The commission said that Ryanair's 29.8pc stake in Aer Lingus gave the €280m company the ability to influence the commercial policy and strategy of the airline.

Ryanair boss Michael O'Leary said that it would appeal against any final decision that meant it would have to reduce its stake in Aer Lingus. Ryanair claimed the initial findings were "bizarre and manifestly wrong".


The Competition Commission also found that Ryanair's shareholding allowed it to block special resolutions by Aer Lingus and to hinder its plans to issue shares and raise capital.

The stakeholding could also prevent Aer Lingus from disposing of its valuable slots at Heathrow airport.

"Our provisional view is that Ryanair's shareholding is likely to weaken its main competitor on routes between Great Britain and the Republic of Ireland," the commission states.

Welcoming the findings, Aer Lingus said it "looks forward to continuing to assist the UK Competition Commission in its investigation".
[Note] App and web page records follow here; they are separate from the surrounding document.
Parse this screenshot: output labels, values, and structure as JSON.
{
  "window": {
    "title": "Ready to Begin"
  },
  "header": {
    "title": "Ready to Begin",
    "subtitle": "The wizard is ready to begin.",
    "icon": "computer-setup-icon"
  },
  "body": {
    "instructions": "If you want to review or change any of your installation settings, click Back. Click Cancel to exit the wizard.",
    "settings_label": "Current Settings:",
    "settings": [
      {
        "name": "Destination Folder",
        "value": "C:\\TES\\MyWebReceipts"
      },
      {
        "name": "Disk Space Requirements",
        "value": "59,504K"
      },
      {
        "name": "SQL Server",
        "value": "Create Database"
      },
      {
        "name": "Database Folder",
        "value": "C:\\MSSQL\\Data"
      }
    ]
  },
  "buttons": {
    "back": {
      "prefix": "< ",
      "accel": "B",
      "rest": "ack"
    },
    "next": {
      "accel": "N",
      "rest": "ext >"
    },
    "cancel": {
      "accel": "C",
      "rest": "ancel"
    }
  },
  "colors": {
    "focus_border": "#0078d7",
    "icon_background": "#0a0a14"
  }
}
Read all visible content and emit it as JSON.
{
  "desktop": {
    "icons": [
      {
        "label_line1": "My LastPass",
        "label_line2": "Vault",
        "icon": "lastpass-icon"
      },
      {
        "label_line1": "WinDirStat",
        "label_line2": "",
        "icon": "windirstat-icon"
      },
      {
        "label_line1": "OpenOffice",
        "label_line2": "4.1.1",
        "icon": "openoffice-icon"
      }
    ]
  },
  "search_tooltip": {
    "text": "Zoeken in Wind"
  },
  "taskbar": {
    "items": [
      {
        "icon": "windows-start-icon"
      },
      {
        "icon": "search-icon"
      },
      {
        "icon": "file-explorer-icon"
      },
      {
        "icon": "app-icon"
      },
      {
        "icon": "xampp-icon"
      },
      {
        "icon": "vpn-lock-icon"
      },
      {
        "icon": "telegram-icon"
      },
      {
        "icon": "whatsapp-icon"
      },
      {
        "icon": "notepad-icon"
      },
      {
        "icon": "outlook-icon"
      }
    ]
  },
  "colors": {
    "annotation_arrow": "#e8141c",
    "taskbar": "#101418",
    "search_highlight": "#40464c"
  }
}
The case was referred to the Competition Commission last year after Ryanair made its third unsuccessful bid for Aer Lingus, following approaches in 2006 and 2008.